CSC's site security & patrol services were selected by the water utilities for a number of reasons, one of which is that CSC is highly capable of providing Critical Infrastructure Protection (CIP) services to protect their water systems, employees, customers, property and assets from potential threats during all stages of the Department of Homeland Security's threat advisory system. Specifically, CSC is providing cost effective security guards to protect each water utility's various facilities and water treatment plants during normal periods of operation, while also ensuring the highest level of security protection is available in emergency situations.
CSC is well versed in CIP and has helped actively promote the process and apply our knowledge in this area to several private and public sector organizations alike. CIP services are a core-competency among the CSC management staff, and a value added service that we provide to clients as part of our site security and consulting services.
As a result of the extensive law enforcement background, training and security certifications that CSC's management team has collected over the years, we are uniquely qualified to advise both private and public sector organizations on how best to secure the effective protection of mission critical people and systems. While it may be impossible to prevent all attacks against critical infrastructures, CSC understands that CIP can reduce the chances of future attacks, make it more difficult for attacks to succeed, and mitigate the outcomes in the event they do occur.
One of the latest and fastest growing trends among criminals is to target solar panel installations at government and commercial sites.

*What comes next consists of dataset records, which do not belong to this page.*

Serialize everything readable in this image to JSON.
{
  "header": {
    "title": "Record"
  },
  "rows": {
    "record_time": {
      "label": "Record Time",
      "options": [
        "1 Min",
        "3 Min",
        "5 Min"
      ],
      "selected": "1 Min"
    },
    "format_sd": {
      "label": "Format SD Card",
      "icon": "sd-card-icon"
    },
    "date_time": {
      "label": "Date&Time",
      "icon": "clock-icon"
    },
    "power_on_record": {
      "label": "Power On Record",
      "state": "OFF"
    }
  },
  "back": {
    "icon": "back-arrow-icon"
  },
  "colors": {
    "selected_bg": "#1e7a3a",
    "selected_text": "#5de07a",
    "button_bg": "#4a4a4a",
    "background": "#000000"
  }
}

Known as "photovoltaic theft," thieves are literally ripping off 20-50 solar panels at a time from atop schools, commercial buildings and wineries all over the world. The panels each cost about $1,000 and fetch a few hundred dollars a piece on the black market.
According to this recent article in the WSJ.com, "Stop That (Solar) Thief!," many places in Northern California have been hit especially hard for solar panel thefts, including dozens of wineries in the Napa Valley region and the Pleasanton school district.
As more solar panels are stolen and the problem continues to grow, businesses and government agencies being targeted for the thefts are searching for security solutions specifically designed to help protect their solar panels from thieves. Because photovoltaic theft is a very new and unique type of crime, there are not a wide number of security solutions that exist and currently available on the market today.
However, CSC's Snitch Security System is one of the few answers that exist today for stopping solar panel theft. Uniquely designed to protect anything, anywhere, anytime, The Snitch is a burglar alarm system that's fully capable of stopping solar panel thefts and providing 100% protection.
Originally designed to protect commercial buildings and construction sites from theft and vandalism, the Snitch has been adapted to fit the unique needs of businesses and government agencies desperately needing to protect their solar panel installations. The Snitch can also be configured to run off solar energy, making the solar panel installation and the security system designed to protect it completely energy and cost efficient.
For those companies and government agencies who've made the investment in solar panel installations, practicing risk management and implementing a security solution to protect that investment from photovoltaic theft is probably a good idea. The team at CSC is here to help should you have any questions about taking the necessary steps to protect you from solar panel theft.